--- Supplied data ---
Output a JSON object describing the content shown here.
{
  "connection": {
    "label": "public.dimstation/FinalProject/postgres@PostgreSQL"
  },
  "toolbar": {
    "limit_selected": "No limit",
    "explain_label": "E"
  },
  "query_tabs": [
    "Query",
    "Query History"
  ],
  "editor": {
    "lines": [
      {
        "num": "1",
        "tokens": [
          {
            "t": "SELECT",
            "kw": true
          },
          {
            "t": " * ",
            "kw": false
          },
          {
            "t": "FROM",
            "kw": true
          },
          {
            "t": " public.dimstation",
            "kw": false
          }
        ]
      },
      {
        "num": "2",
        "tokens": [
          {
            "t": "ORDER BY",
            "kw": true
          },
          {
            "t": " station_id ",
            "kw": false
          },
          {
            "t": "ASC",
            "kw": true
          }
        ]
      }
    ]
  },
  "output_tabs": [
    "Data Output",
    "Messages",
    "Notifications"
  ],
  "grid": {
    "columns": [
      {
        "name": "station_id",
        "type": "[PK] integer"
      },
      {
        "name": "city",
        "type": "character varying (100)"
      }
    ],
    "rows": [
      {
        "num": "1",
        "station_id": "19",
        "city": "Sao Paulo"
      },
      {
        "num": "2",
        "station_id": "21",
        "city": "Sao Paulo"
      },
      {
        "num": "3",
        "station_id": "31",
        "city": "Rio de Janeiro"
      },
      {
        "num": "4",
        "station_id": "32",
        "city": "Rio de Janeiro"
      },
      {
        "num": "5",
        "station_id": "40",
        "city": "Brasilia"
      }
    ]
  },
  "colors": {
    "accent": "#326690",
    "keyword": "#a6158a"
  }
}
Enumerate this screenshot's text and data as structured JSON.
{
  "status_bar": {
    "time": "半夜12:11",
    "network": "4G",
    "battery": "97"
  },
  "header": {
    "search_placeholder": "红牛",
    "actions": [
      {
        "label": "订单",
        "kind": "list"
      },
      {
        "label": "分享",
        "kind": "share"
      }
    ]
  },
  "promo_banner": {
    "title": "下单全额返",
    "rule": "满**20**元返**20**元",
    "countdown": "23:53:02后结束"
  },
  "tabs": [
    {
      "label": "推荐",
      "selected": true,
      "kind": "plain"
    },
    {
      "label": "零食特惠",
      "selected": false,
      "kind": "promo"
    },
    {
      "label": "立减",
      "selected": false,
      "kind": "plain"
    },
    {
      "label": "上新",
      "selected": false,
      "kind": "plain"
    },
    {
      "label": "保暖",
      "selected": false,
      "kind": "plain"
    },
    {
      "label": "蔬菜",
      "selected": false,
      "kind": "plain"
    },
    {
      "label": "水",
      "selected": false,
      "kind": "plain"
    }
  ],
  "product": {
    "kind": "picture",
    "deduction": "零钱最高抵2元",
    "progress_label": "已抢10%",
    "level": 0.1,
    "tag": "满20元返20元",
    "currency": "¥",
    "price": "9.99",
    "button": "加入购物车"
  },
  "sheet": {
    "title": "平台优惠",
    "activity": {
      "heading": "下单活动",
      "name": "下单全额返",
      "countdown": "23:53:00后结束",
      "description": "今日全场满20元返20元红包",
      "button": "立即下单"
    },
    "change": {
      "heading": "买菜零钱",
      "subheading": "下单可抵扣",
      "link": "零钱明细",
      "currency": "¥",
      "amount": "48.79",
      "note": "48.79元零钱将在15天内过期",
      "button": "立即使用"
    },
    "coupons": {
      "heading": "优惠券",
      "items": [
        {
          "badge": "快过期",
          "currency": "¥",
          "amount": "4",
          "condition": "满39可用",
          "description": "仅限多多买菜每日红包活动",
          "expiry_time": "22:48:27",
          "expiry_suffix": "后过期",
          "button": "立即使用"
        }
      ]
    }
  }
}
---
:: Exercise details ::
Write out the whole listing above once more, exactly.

:: Output of the task ::
Output a JSON object describing the content shown here.
{
  "connection": {
    "label": "public.dimstation/FinalProject/postgres@PostgreSQL"
  },
  "toolbar": {
    "limit_selected": "No limit",
    "explain_label": "E"
  },
  "query_tabs": [
    "Query",
    "Query History"
  ],
  "editor": {
    "lines": [
      {
        "num": "1",
        "tokens": [
          {
            "t": "SELECT",
            "kw": true
          },
          {
            "t": " * ",
            "kw": false
          },
          {
            "t": "FROM",
            "kw": true
          },
          {
            "t": " public.dimstation",
            "kw": false
          }
        ]
      },
      {
        "num": "2",
        "tokens": [
          {
            "t": "ORDER BY",
            "kw": true
          },
          {
            "t": " station_id ",
            "kw": false
          },
          {
            "t": "ASC",
            "kw": true
          }
        ]
      }
    ]
  },
  "output_tabs": [
    "Data Output",
    "Messages",
    "Notifications"
  ],
  "grid": {
    "columns": [
      {
        "name": "station_id",
        "type": "[PK] integer"
      },
      {
        "name": "city",
        "type": "character varying (100)"
      }
    ],
    "rows": [
      {
        "num": "1",
        "station_id": "19",
        "city": "Sao Paulo"
      },
      {
        "num": "2",
        "station_id": "21",
        "city": "Sao Paulo"
      },
      {
        "num": "3",
        "station_id": "31",
        "city": "Rio de Janeiro"
      },
      {
        "num": "4",
        "station_id": "32",
        "city": "Rio de Janeiro"
      },
      {
        "num": "5",
        "station_id": "40",
        "city": "Brasilia"
      }
    ]
  },
  "colors": {
    "accent": "#326690",
    "keyword": "#a6158a"
  }
}
Enumerate this screenshot's text and data as structured JSON.
{
  "status_bar": {
    "time": "半夜12:11",
    "network": "4G",
    "battery": "97"
  },
  "header": {
    "search_placeholder": "红牛",
    "actions": [
      {
        "label": "订单",
        "kind": "list"
      },
      {
        "label": "分享",
        "kind": "share"
      }
    ]
  },
  "promo_banner": {
    "title": "下单全额返",
    "rule": "满**20**元返**20**元",
    "countdown": "23:53:02后结束"
  },
  "tabs": [
    {
      "label": "推荐",
      "selected": true,
      "kind": "plain"
    },
    {
      "label": "零食特惠",
      "selected": false,
      "kind": "promo"
    },
    {
      "label": "立减",
      "selected": false,
      "kind": "plain"
    },
    {
      "label": "上新",
      "selected": false,
      "kind": "plain"
    },
    {
      "label": "保暖",
      "selected": false,
      "kind": "plain"
    },
    {
      "label": "蔬菜",
      "selected": false,
      "kind": "plain"
    },
    {
      "label": "水",
      "selected": false,
      "kind": "plain"
    }
  ],
  "product": {
    "kind": "picture",
    "deduction": "零钱最高抵2元",
    "progress_label": "已抢10%",
    "level": 0.1,
    "tag": "满20元返20元",
    "currency": "¥",
    "price": "9.99",
    "button": "加入购物车"
  },
  "sheet": {
    "title": "平台优惠",
    "activity": {
      "heading": "下单活动",
      "name": "下单全额返",
      "countdown": "23:53:00后结束",
      "description": "今日全场满20元返20元红包",
      "button": "立即下单"
    },
    "change": {
      "heading": "买菜零钱",
      "subheading": "下单可抵扣",
      "link": "零钱明细",
      "currency": "¥",
      "amount": "48.79",
      "note": "48.79元零钱将在15天内过期",
      "button": "立即使用"
    },
    "coupons": {
      "heading": "优惠券",
      "items": [
        {
          "badge": "快过期",
          "currency": "¥",
          "amount": "4",
          "condition": "满39可用",
          "description": "仅限多多买菜每日红包活动",
          "expiry_time": "22:48:27",
          "expiry_suffix": "后过期",
          "button": "立即使用"
        }
      ]
    }
  }
}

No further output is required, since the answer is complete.